§ THE TASK
Report all lines from the entries below in which "writeoff" appears.

---------- SUPPLIED MATERIAL

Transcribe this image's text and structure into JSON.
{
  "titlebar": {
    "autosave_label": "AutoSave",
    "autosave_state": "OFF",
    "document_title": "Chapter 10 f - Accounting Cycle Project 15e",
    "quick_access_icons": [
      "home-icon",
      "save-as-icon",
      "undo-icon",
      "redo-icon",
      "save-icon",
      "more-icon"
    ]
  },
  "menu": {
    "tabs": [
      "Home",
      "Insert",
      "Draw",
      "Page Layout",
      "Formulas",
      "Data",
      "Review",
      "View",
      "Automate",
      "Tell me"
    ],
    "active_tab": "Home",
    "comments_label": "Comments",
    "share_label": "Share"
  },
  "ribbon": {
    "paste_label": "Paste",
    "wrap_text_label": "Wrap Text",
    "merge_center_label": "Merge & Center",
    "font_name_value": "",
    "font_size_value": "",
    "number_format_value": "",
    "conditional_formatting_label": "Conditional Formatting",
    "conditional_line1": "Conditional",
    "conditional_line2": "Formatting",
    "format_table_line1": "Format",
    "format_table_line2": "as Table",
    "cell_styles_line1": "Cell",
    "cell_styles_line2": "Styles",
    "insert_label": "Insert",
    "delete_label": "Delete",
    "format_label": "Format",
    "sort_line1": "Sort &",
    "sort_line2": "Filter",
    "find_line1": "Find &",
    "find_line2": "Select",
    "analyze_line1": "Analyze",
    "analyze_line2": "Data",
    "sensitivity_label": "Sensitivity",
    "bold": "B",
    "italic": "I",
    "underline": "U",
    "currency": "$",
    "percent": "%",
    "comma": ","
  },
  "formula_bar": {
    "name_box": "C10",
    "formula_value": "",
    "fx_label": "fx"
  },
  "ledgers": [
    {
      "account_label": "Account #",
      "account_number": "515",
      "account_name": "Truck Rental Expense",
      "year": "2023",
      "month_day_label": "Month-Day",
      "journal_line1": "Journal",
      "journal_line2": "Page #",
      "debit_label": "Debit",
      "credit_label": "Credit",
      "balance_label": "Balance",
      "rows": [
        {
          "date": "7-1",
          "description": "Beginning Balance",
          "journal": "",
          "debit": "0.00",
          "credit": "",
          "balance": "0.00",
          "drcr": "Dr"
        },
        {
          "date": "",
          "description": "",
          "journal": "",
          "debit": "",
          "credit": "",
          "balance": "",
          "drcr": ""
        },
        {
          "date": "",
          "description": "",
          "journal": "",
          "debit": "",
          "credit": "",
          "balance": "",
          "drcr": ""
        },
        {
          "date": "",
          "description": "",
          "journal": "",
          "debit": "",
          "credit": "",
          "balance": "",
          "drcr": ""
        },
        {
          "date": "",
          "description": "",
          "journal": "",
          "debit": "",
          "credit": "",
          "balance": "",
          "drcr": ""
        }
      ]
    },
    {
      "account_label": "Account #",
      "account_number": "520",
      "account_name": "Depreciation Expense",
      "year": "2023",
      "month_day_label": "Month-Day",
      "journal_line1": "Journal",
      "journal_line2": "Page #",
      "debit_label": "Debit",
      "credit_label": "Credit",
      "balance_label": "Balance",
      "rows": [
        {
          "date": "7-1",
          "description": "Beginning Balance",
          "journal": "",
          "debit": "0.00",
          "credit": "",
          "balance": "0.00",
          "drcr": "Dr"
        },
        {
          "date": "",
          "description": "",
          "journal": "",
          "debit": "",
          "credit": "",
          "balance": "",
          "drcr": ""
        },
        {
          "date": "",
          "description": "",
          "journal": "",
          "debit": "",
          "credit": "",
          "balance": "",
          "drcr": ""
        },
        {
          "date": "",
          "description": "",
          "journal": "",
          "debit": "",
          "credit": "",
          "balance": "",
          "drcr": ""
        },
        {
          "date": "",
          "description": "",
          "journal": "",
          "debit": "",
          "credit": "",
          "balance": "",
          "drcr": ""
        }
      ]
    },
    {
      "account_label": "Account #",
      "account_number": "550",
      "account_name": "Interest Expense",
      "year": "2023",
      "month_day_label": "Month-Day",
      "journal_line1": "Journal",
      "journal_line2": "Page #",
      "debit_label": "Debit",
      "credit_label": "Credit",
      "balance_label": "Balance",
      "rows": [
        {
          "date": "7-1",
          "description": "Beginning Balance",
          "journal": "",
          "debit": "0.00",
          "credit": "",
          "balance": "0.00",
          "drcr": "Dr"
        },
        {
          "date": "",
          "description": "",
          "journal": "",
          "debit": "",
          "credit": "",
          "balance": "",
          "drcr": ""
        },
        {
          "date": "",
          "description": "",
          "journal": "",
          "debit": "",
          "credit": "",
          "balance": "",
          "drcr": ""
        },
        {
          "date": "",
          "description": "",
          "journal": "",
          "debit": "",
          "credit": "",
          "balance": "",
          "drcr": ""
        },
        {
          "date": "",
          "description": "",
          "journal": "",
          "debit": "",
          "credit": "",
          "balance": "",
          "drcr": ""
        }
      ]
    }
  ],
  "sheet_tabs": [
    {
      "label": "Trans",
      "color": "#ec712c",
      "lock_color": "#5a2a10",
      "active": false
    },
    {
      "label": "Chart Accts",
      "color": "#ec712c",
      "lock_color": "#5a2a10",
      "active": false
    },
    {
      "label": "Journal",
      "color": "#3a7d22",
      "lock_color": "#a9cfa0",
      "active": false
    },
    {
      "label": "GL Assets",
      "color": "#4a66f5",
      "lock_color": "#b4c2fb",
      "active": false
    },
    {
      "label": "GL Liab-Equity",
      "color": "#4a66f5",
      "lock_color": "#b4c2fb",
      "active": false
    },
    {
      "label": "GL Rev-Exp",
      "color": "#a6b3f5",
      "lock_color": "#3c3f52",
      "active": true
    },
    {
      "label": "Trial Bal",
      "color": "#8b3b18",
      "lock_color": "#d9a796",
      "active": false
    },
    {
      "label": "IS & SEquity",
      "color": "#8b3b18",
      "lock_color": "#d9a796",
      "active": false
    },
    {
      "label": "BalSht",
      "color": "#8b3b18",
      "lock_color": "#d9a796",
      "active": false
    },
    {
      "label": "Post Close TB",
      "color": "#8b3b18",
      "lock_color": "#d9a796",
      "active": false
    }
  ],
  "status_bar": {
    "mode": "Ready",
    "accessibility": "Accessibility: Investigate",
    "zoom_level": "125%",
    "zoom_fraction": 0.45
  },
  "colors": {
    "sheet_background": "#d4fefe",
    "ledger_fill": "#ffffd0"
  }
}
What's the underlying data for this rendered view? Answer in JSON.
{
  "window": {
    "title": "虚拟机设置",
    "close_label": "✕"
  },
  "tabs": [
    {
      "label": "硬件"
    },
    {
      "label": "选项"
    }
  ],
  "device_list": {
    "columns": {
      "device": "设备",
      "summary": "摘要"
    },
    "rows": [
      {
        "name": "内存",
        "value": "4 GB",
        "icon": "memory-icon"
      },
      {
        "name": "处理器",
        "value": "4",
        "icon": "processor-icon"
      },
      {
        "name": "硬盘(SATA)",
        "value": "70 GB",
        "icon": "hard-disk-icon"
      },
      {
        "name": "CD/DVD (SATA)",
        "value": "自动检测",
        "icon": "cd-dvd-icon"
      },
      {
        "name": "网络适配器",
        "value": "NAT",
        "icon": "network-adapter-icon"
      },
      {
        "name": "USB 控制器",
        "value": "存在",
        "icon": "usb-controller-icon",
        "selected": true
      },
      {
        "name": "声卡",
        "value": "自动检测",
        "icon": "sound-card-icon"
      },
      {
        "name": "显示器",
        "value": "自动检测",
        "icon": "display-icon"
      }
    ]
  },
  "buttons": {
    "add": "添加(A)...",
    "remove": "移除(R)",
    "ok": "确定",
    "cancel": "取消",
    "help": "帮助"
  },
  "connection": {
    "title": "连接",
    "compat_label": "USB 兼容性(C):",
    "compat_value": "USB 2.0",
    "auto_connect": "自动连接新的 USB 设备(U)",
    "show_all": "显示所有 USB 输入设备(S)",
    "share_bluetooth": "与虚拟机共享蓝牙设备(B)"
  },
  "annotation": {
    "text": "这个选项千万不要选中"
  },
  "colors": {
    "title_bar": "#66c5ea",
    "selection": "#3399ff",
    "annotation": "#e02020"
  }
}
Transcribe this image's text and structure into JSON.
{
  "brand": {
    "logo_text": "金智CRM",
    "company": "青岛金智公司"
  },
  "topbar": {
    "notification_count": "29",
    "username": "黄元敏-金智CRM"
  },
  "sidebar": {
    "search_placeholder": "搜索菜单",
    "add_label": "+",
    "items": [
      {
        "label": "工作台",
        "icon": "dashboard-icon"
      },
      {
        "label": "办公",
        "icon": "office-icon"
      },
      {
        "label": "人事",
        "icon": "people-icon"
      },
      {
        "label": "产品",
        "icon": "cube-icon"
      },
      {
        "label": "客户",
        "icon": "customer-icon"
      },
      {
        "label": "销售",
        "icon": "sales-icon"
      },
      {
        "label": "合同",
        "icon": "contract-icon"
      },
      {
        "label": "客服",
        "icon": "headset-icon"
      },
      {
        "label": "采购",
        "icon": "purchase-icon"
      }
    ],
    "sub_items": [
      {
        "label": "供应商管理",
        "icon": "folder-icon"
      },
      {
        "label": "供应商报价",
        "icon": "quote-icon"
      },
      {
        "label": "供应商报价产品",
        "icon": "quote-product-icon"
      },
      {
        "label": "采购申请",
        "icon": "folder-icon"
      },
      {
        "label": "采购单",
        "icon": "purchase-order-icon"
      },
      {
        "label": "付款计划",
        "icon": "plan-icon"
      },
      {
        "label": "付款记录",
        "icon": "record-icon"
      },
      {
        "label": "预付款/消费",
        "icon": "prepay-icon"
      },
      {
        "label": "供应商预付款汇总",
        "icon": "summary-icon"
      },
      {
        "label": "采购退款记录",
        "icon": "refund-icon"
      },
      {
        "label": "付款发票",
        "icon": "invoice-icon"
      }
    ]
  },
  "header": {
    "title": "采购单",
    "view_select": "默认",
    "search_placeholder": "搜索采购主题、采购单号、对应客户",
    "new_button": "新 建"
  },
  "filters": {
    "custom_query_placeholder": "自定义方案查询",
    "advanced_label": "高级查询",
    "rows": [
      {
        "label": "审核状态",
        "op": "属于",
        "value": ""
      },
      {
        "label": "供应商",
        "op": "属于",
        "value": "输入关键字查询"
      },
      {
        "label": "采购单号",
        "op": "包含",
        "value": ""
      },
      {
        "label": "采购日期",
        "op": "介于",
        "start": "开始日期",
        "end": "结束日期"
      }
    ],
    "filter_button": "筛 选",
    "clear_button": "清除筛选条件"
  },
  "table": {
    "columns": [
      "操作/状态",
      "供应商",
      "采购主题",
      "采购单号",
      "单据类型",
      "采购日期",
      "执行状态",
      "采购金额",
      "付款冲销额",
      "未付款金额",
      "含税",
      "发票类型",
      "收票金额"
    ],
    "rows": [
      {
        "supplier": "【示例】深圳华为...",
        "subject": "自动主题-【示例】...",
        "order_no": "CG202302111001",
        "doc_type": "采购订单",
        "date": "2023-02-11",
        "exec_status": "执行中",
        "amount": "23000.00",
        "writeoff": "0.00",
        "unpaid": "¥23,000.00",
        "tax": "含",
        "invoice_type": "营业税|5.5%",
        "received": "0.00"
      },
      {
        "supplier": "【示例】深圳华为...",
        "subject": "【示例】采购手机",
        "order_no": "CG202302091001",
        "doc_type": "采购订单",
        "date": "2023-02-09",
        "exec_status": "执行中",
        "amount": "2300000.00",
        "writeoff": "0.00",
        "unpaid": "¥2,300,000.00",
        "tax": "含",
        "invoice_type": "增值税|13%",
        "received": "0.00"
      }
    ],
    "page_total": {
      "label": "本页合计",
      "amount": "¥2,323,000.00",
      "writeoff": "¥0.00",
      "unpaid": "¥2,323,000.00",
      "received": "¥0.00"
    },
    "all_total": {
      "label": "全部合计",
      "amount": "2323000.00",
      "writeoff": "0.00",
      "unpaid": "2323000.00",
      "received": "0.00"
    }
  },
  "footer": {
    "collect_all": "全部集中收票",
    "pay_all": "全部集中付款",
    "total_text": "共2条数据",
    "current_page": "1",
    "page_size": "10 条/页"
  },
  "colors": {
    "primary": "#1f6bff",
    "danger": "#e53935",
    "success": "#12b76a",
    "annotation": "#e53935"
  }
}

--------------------

§ WRITTEN ANSWER
        "writeoff": "0.00",
        "writeoff": "0.00",
      "writeoff": "¥0.00",
      "writeoff": "0.00",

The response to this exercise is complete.